Top of Source information

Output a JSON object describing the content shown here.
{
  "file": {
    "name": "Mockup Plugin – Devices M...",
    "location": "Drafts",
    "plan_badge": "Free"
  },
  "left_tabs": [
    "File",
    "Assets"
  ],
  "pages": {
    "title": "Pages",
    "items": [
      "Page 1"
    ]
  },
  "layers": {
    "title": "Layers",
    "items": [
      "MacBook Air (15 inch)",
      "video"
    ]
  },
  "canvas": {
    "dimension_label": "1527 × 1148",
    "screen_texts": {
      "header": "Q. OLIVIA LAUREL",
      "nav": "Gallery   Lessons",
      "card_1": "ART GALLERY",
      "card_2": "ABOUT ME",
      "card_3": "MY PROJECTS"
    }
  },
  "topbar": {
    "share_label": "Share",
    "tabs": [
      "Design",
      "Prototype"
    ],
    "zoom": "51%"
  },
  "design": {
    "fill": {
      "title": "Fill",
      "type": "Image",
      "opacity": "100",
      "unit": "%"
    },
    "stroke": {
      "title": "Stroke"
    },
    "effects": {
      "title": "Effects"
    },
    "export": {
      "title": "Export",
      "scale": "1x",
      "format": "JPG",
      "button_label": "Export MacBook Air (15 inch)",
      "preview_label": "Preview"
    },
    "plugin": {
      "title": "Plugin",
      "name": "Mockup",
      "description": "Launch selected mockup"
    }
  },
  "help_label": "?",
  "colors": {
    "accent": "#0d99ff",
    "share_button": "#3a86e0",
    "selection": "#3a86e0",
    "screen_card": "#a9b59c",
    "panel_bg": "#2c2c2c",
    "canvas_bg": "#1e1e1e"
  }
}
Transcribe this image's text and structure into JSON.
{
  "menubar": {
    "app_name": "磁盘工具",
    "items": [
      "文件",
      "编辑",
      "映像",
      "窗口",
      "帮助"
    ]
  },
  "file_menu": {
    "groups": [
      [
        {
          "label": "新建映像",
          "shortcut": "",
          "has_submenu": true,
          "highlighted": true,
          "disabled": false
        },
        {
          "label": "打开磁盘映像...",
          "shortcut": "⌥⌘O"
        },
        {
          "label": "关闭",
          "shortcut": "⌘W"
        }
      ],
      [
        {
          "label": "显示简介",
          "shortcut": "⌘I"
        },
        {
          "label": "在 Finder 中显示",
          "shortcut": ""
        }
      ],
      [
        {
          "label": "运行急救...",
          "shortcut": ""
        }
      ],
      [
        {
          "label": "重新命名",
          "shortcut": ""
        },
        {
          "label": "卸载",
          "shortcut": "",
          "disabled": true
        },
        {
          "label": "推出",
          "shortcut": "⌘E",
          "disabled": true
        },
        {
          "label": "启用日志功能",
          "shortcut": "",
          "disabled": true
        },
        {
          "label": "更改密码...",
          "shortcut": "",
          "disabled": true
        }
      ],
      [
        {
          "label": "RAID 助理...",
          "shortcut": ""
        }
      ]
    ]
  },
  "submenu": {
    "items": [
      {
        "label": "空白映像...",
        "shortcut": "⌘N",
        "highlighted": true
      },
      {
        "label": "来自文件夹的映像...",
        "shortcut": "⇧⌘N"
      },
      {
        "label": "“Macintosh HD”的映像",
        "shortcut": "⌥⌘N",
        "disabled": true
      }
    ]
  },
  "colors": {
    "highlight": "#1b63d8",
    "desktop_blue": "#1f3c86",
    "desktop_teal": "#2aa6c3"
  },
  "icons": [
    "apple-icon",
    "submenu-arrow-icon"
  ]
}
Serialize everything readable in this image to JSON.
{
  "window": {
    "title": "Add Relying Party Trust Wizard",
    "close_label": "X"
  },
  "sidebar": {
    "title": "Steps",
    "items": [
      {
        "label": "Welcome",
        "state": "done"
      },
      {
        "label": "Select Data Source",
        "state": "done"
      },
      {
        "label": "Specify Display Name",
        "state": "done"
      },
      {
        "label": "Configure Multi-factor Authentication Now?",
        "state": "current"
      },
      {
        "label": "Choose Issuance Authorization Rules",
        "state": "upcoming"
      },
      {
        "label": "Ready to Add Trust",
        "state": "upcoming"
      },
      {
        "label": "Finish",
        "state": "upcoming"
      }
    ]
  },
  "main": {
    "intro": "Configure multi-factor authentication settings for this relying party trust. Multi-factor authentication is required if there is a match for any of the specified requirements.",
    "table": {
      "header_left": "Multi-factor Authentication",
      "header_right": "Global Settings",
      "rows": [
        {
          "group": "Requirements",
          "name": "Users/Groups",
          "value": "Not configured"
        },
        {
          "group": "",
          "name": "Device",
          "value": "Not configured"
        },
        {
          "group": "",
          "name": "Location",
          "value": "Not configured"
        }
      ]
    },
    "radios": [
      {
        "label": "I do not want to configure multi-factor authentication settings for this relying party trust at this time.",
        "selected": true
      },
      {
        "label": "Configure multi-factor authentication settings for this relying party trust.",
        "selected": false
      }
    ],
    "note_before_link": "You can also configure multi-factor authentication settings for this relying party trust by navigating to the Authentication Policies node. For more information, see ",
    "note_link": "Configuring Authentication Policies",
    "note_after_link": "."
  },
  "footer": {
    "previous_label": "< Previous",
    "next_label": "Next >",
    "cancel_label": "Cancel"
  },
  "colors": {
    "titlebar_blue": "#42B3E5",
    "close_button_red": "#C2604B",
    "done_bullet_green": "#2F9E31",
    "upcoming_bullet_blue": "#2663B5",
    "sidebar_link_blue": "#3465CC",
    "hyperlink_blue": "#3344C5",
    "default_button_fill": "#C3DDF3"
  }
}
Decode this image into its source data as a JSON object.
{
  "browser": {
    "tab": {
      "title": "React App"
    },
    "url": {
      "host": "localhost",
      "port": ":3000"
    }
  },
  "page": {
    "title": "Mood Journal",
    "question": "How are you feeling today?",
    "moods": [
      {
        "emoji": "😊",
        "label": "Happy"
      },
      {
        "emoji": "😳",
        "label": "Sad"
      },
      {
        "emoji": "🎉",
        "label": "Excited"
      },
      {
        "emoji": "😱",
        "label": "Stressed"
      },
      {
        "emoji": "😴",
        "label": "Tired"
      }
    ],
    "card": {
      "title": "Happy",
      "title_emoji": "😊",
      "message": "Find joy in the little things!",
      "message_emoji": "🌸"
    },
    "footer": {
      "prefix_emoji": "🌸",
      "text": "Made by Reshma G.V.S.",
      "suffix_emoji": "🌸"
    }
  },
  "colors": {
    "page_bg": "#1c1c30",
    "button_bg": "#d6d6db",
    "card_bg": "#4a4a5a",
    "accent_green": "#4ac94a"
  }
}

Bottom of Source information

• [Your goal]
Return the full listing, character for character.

• [Exercise answer]
Output a JSON object describing the content shown here.
{
  "file": {
    "name": "Mockup Plugin – Devices M...",
    "location": "Drafts",
    "plan_badge": "Free"
  },
  "left_tabs": [
    "File",
    "Assets"
  ],
  "pages": {
    "title": "Pages",
    "items": [
      "Page 1"
    ]
  },
  "layers": {
    "title": "Layers",
    "items": [
      "MacBook Air (15 inch)",
      "video"
    ]
  },
  "canvas": {
    "dimension_label": "1527 × 1148",
    "screen_texts": {
      "header": "Q. OLIVIA LAUREL",
      "nav": "Gallery   Lessons",
      "card_1": "ART GALLERY",
      "card_2": "ABOUT ME",
      "card_3": "MY PROJECTS"
    }
  },
  "topbar": {
    "share_label": "Share",
    "tabs": [
      "Design",
      "Prototype"
    ],
    "zoom": "51%"
  },
  "design": {
    "fill": {
      "title": "Fill",
      "type": "Image",
      "opacity": "100",
      "unit": "%"
    },
    "stroke": {
      "title": "Stroke"
    },
    "effects": {
      "title": "Effects"
    },
    "export": {
      "title": "Export",
      "scale": "1x",
      "format": "JPG",
      "button_label": "Export MacBook Air (15 inch)",
      "preview_label": "Preview"
    },
    "plugin": {
      "title": "Plugin",
      "name": "Mockup",
      "description": "Launch selected mockup"
    }
  },
  "help_label": "?",
  "colors": {
    "accent": "#0d99ff",
    "share_button": "#3a86e0",
    "selection": "#3a86e0",
    "screen_card": "#a9b59c",
    "panel_bg": "#2c2c2c",
    "canvas_bg": "#1e1e1e"
  }
}
Transcribe this image's text and structure into JSON.
{
  "menubar": {
    "app_name": "磁盘工具",
    "items": [
      "文件",
      "编辑",
      "映像",
      "窗口",
      "帮助"
    ]
  },
  "file_menu": {
    "groups": [
      [
        {
          "label": "新建映像",
          "shortcut": "",
          "has_submenu": true,
          "highlighted": true,
          "disabled": false
        },
        {
          "label": "打开磁盘映像...",
          "shortcut": "⌥⌘O"
        },
        {
          "label": "关闭",
          "shortcut": "⌘W"
        }
      ],
      [
        {
          "label": "显示简介",
          "shortcut": "⌘I"
        },
        {
          "label": "在 Finder 中显示",
          "shortcut": ""
        }
      ],
      [
        {
          "label": "运行急救...",
          "shortcut": ""
        }
      ],
      [
        {
          "label": "重新命名",
          "shortcut": ""
        },
        {
          "label": "卸载",
          "shortcut": "",
          "disabled": true
        },
        {
          "label": "推出",
          "shortcut": "⌘E",
          "disabled": true
        },
        {
          "label": "启用日志功能",
          "shortcut": "",
          "disabled": true
        },
        {
          "label": "更改密码...",
          "shortcut": "",
          "disabled": true
        }
      ],
      [
        {
          "label": "RAID 助理...",
          "shortcut": ""
        }
      ]
    ]
  },
  "submenu": {
    "items": [
      {
        "label": "空白映像...",
        "shortcut": "⌘N",
        "highlighted": true
      },
      {
        "label": "来自文件夹的映像...",
        "shortcut": "⇧⌘N"
      },
      {
        "label": "“Macintosh HD”的映像",
        "shortcut": "⌥⌘N",
        "disabled": true
      }
    ]
  },
  "colors": {
    "highlight": "#1b63d8",
    "desktop_blue": "#1f3c86",
    "desktop_teal": "#2aa6c3"
  },
  "icons": [
    "apple-icon",
    "submenu-arrow-icon"
  ]
}
Serialize everything readable in this image to JSON.
{
  "window": {
    "title": "Add Relying Party Trust Wizard",
    "close_label": "X"
  },
  "sidebar": {
    "title": "Steps",
    "items": [
      {
        "label": "Welcome",
        "state": "done"
      },
      {
        "label": "Select Data Source",
        "state": "done"
      },
      {
        "label": "Specify Display Name",
        "state": "done"
      },
      {
        "label": "Configure Multi-factor Authentication Now?",
        "state": "current"
      },
      {
        "label": "Choose Issuance Authorization Rules",
        "state": "upcoming"
      },
      {
        "label": "Ready to Add Trust",
        "state": "upcoming"
      },
      {
        "label": "Finish",
        "state": "upcoming"
      }
    ]
  },
  "main": {
    "intro": "Configure multi-factor authentication settings for this relying party trust. Multi-factor authentication is required if there is a match for any of the specified requirements.",
    "table": {
      "header_left": "Multi-factor Authentication",
      "header_right": "Global Settings",
      "rows": [
        {
          "group": "Requirements",
          "name": "Users/Groups",
          "value": "Not configured"
        },
        {
          "group": "",
          "name": "Device",
          "value": "Not configured"
        },
        {
          "group": "",
          "name": "Location",
          "value": "Not configured"
        }
      ]
    },
    "radios": [
      {
        "label": "I do not want to configure multi-factor authentication settings for this relying party trust at this time.",
        "selected": true
      },
      {
        "label": "Configure multi-factor authentication settings for this relying party trust.",
        "selected": false
      }
    ],
    "note_before_link": "You can also configure multi-factor authentication settings for this relying party trust by navigating to the Authentication Policies node. For more information, see ",
    "note_link": "Configuring Authentication Policies",
    "note_after_link": "."
  },
  "footer": {
    "previous_label": "< Previous",
    "next_label": "Next >",
    "cancel_label": "Cancel"
  },
  "colors": {
    "titlebar_blue": "#42B3E5",
    "close_button_red": "#C2604B",
    "done_bullet_green": "#2F9E31",
    "upcoming_bullet_blue": "#2663B5",
    "sidebar_link_blue": "#3465CC",
    "hyperlink_blue": "#3344C5",
    "default_button_fill": "#C3DDF3"
  }
}
Decode this image into its source data as a JSON object.
{
  "browser": {
    "tab": {
      "title": "React App"
    },
    "url": {
      "host": "localhost",
      "port": ":3000"
    }
  },
  "page": {
    "title": "Mood Journal",
    "question": "How are you feeling today?",
    "moods": [
      {
        "emoji": "😊",
        "label": "Happy"
      },
      {
        "emoji": "😳",
        "label": "Sad"
      },
      {
        "emoji": "🎉",
        "label": "Excited"
      },
      {
        "emoji": "😱",
        "label": "Stressed"
      },
      {
        "emoji": "😴",
        "label": "Tired"
      }
    ],
    "card": {
      "title": "Happy",
      "title_emoji": "😊",
      "message": "Find joy in the little things!",
      "message_emoji": "🌸"
    },
    "footer": {
      "prefix_emoji": "🌸",
      "text": "Made by Reshma G.V.S.",
      "suffix_emoji": "🌸"
    }
  },
  "colors": {
    "page_bg": "#1c1c30",
    "button_bg": "#d6d6db",
    "card_bg": "#4a4a5a",
    "accent_green": "#4ac94a"
  }
}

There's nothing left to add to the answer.